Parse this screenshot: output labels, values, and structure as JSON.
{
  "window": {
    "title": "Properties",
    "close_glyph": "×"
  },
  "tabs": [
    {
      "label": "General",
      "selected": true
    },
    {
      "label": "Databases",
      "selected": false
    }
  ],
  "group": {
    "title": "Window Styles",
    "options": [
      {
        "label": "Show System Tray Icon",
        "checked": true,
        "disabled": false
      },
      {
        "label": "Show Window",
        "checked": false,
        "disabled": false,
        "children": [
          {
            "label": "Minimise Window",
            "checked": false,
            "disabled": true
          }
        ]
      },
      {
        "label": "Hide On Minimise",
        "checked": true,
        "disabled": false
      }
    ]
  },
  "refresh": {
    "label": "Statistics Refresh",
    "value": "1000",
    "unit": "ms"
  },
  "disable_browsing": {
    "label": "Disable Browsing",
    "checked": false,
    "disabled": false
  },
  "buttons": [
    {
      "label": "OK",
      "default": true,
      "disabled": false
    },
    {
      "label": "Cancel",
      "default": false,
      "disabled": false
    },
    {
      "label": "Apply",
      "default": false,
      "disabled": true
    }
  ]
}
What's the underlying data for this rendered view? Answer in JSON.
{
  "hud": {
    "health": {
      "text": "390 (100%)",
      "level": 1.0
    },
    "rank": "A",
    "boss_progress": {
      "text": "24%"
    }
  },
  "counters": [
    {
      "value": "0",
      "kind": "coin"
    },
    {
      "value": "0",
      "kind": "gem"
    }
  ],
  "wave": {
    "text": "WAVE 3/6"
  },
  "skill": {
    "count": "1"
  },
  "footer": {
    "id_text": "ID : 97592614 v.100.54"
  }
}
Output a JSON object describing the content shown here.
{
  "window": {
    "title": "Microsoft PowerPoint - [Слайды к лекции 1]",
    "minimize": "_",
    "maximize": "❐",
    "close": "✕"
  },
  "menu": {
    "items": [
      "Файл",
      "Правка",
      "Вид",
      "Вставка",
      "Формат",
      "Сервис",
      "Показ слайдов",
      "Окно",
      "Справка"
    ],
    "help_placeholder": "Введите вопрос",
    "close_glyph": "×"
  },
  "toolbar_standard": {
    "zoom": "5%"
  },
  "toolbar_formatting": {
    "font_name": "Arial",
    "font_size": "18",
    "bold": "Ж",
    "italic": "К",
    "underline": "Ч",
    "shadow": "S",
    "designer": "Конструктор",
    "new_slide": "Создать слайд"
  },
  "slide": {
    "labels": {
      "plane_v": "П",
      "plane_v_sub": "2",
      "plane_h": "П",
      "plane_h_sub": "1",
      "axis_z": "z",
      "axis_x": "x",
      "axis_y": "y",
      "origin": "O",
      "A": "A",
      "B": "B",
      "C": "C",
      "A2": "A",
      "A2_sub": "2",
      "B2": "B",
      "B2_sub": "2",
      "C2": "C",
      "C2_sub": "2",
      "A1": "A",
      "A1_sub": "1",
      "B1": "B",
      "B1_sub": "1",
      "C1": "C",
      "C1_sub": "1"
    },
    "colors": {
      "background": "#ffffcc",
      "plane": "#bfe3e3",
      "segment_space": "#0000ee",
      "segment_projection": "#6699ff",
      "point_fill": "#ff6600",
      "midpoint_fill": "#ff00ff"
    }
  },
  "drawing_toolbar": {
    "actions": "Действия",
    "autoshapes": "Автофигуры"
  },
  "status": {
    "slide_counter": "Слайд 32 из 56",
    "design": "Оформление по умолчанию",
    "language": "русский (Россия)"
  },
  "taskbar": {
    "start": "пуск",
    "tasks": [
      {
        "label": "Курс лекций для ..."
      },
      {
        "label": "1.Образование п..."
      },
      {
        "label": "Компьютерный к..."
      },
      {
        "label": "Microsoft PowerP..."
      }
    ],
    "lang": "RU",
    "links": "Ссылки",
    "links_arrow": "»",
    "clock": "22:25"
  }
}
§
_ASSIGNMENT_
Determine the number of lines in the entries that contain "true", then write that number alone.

_SOLUTION_
6